An uproarious critically acclaimed sequel to Oscar Wilde's The Importance of Being Earnest.
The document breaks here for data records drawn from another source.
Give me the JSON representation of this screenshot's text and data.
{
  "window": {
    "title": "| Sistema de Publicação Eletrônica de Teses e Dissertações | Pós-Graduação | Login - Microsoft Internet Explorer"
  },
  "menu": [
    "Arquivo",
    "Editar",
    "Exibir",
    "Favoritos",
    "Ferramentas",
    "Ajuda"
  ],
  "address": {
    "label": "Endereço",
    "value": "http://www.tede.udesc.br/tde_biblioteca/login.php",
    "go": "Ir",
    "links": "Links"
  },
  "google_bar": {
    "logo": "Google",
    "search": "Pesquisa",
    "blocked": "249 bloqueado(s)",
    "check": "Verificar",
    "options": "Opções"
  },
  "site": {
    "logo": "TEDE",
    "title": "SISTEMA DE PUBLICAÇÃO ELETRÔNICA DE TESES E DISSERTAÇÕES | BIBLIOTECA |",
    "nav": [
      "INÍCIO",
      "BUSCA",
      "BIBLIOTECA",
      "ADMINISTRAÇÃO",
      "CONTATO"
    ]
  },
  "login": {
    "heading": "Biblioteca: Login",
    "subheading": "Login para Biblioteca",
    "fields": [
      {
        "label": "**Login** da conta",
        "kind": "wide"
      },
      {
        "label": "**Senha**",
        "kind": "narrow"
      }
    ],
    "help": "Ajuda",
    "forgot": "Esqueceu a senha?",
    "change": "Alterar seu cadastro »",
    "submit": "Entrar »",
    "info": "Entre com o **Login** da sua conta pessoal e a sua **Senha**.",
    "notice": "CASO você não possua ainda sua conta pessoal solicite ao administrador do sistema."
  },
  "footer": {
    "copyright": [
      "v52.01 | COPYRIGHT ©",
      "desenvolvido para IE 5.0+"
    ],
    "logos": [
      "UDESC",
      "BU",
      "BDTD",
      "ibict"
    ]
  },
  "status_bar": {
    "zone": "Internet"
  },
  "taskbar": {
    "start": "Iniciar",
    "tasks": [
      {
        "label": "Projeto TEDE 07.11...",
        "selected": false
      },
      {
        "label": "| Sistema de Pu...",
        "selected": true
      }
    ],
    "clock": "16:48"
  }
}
We find Gwendolen and Cecily miserably ensconced in happy marriages to Jack and Algernon, but upon beginning to suspect their husbands of having extra-marital affairs, they set-off to spy on them in the guise of brother-attorneys Earnest and Earnest by joining their men’s club, The Rhymers of Eldridge.
Once there, they meet the beautiful Bibi LaFlam, a lounge singer they suspect is the seducer of their husbands and Inspector Franco Reynier, a french detective in search of "two criminals wearing disguises," after a series of miscommunications find our husbands inviting our lady infiltrators, the lounge singer and french detective back to their home to meet their very faithful wives, setting the scene for a uproarious final act, critics have praised TST:
“Thoroughly Stupid Things, a sequel to Oscar Wilde's The Importance of Being Earnest, is a comic masterwork.” - Leonard Jacobs - Backstage Time Out NYC said: ****(four stars)
Montserrat Mendez’s follow-up to Oscar Wilde’s The Importance of Being Earnest is the rare sequel that doesn’t disappoint. The upper classes remain frivolous and atwitter as Mendez picks up Wilde’s story. The endearing Gwendolen (Emma Gordon) and Cecily (Amy Forney) suspect their husbands are having affairs—so, as any good wife would do, they disguise themselves as men and spy on their spouses at a gentlemen's club,slipping in and out of their false identities to choruses of laughter from the audience. Mendez’s script weaves a lattice of clever wordplay, and has great fun blowing up and rebuilding the fourth wall. Barely pausing to inhale, the fine cast reels off Mendez’s verbiage with aplomb, in accents whose tongue-in-cheek snootiness is perfectly matched to the wry smile that Mendez flashes at Wilde. - Ashley Hoffman
A telenovela waiting for Godot. A woman waiting alone after the Sept. 11th attacks. Four women from literature yearning to be free of their construction. The journey of a diamond ring. Parents unable to figured out what to do about their newborn. A young nurse deals with a student coming into her womanhood. A baseball player can’t focus while on the plate. A mother and son say goodbye to their father. A gay affair with a therapist goes wrong. A Student Body group must make a decision about a dangerous new club in school and a white hipster couple, moves into a gentrifying neighborhood that is more than meets the eyes.
A collection of humans from the award-winning writer of Thoroughly Stupid Things.